What is expected
Please return the listing below word for word, minus its pictures.
----- Excerpted records
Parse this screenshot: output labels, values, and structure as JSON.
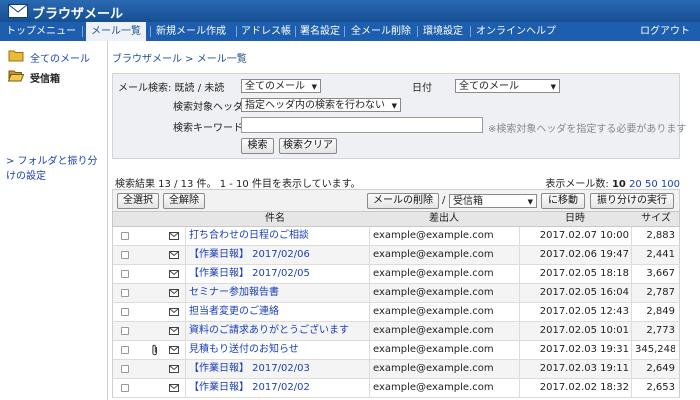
{
  "app": {
    "title": "ブラウザメール"
  },
  "nav": {
    "items": [
      {
        "label": "トップメニュー",
        "active": false
      },
      {
        "label": "メール一覧",
        "active": true
      },
      {
        "label": "新規メール作成",
        "active": false
      },
      {
        "label": "アドレス帳",
        "active": false
      },
      {
        "label": "署名設定",
        "active": false
      },
      {
        "label": "全メール削除",
        "active": false
      },
      {
        "label": "環境設定",
        "active": false
      },
      {
        "label": "オンラインヘルプ",
        "active": false
      }
    ],
    "logout": "ログアウト"
  },
  "sidebar": {
    "all_mail": "全てのメール",
    "inbox": "受信箱",
    "folder_link": "> フォルダと振り分けの設定"
  },
  "breadcrumb": "ブラウザメール > メール一覧",
  "search": {
    "label_status": "メール検索: 既読 / 未読",
    "status_value": "全てのメール",
    "label_date": "日付",
    "date_value": "全てのメール",
    "label_header": "検索対象ヘッダ",
    "header_value": "指定ヘッダ内の検索を行わない",
    "label_keyword": "検索キーワード",
    "keyword_value": "",
    "note": "※検索対象ヘッダを指定する必要があります",
    "search_button": "検索",
    "clear_button": "検索クリア"
  },
  "results": {
    "info": "検索結果 13 / 13 件。 1 - 10 件目を表示しています。",
    "per_page_label": "表示メール数:",
    "per_page_current": "10",
    "per_page_options": [
      "20",
      "50",
      "100"
    ]
  },
  "toolbar": {
    "select_all": "全選択",
    "deselect_all": "全解除",
    "delete": "メールの削除",
    "slash": "/",
    "folder_value": "受信箱",
    "move": "に移動",
    "filter": "振り分けの実行"
  },
  "table": {
    "headers": {
      "subject": "件名",
      "from": "差出人",
      "date": "日時",
      "size": "サイズ"
    },
    "rows": [
      {
        "subject": "打ち合わせの日程のご相談",
        "from": "example@example.com",
        "date": "2017.02.07 10:00",
        "size": "2,883",
        "attach": false
      },
      {
        "subject": "【作業日報】 2017/02/06",
        "from": "example@example.com",
        "date": "2017.02.06 19:47",
        "size": "2,441",
        "attach": false
      },
      {
        "subject": "【作業日報】 2017/02/05",
        "from": "example@example.com",
        "date": "2017.02.05 18:18",
        "size": "3,667",
        "attach": false
      },
      {
        "subject": "セミナー参加報告書",
        "from": "example@example.com",
        "date": "2017.02.05 16:04",
        "size": "2,787",
        "attach": false
      },
      {
        "subject": "担当者変更のご連絡",
        "from": "example@example.com",
        "date": "2017.02.05 12:43",
        "size": "2,849",
        "attach": false
      },
      {
        "subject": "資料のご請求ありがとうございます",
        "from": "example@example.com",
        "date": "2017.02.05 10:01",
        "size": "2,773",
        "attach": false
      },
      {
        "subject": "見積もり送付のお知らせ",
        "from": "example@example.com",
        "date": "2017.02.03 19:31",
        "size": "345,248",
        "attach": true
      },
      {
        "subject": "【作業日報】 2017/02/03",
        "from": "example@example.com",
        "date": "2017.02.03 19:11",
        "size": "2,649",
        "attach": false
      },
      {
        "subject": "【作業日報】 2017/02/02",
        "from": "example@example.com",
        "date": "2017.02.02 18:32",
        "size": "2,653",
        "attach": false
      }
    ]
  }
}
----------
Result
Parse this screenshot: output labels, values, and structure as JSON.
{
  "app": {
    "title": "ブラウザメール"
  },
  "nav": {
    "items": [
      {
        "label": "トップメニュー",
        "active": false
      },
      {
        "label": "メール一覧",
        "active": true
      },
      {
        "label": "新規メール作成",
        "active": false
      },
      {
        "label": "アドレス帳",
        "active": false
      },
      {
        "label": "署名設定",
        "active": false
      },
      {
        "label": "全メール削除",
        "active": false
      },
      {
        "label": "環境設定",
        "active": false
      },
      {
        "label": "オンラインヘルプ",
        "active": false
      }
    ],
    "logout": "ログアウト"
  },
  "sidebar": {
    "all_mail": "全てのメール",
    "inbox": "受信箱",
    "folder_link": "> フォルダと振り分けの設定"
  },
  "breadcrumb": "ブラウザメール > メール一覧",
  "search": {
    "label_status": "メール検索: 既読 / 未読",
    "status_value": "全てのメール",
    "label_date": "日付",
    "date_value": "全てのメール",
    "label_header": "検索対象ヘッダ",
    "header_value": "指定ヘッダ内の検索を行わない",
    "label_keyword": "検索キーワード",
    "keyword_value": "",
    "note": "※検索対象ヘッダを指定する必要があります",
    "search_button": "検索",
    "clear_button": "検索クリア"
  },
  "results": {
    "info": "検索結果 13 / 13 件。 1 - 10 件目を表示しています。",
    "per_page_label": "表示メール数:",
    "per_page_current": "10",
    "per_page_options": [
      "20",
      "50",
      "100"
    ]
  },
  "toolbar": {
    "select_all": "全選択",
    "deselect_all": "全解除",
    "delete": "メールの削除",
    "slash": "/",
    "folder_value": "受信箱",
    "move": "に移動",
    "filter": "振り分けの実行"
  },
  "table": {
    "headers": {
      "subject": "件名",
      "from": "差出人",
      "date": "日時",
      "size": "サイズ"
    },
    "rows": [
      {
        "subject": "打ち合わせの日程のご相談",
        "from": "example@example.com",
        "date": "2017.02.07 10:00",
        "size": "2,883",
        "attach": false
      },
      {
        "subject": "【作業日報】 2017/02/06",
        "from": "example@example.com",
        "date": "2017.02.06 19:47",
        "size": "2,441",
        "attach": false
      },
      {
        "subject": "【作業日報】 2017/02/05",
        "from": "example@example.com",
        "date": "2017.02.05 18:18",
        "size": "3,667",
        "attach": false
      },
      {
        "subject": "セミナー参加報告書",
        "from": "example@example.com",
        "date": "2017.02.05 16:04",
        "size": "2,787",
        "attach": false
      },
      {
        "subject": "担当者変更のご連絡",
        "from": "example@example.com",
        "date": "2017.02.05 12:43",
        "size": "2,849",
        "attach": false
      },
      {
        "subject": "資料のご請求ありがとうございます",
        "from": "example@example.com",
        "date": "2017.02.05 10:01",
        "size": "2,773",
        "attach": false
      },
      {
        "subject": "見積もり送付のお知らせ",
        "from": "example@example.com",
        "date": "2017.02.03 19:31",
        "size": "345,248",
        "attach": true
      },
      {
        "subject": "【作業日報】 2017/02/03",
        "from": "example@example.com",
        "date": "2017.02.03 19:11",
        "size": "2,649",
        "attach": false
      },
      {
        "subject": "【作業日報】 2017/02/02",
        "from": "example@example.com",
        "date": "2017.02.02 18:32",
        "size": "2,653",
        "attach": false
      }
    ]
  }
}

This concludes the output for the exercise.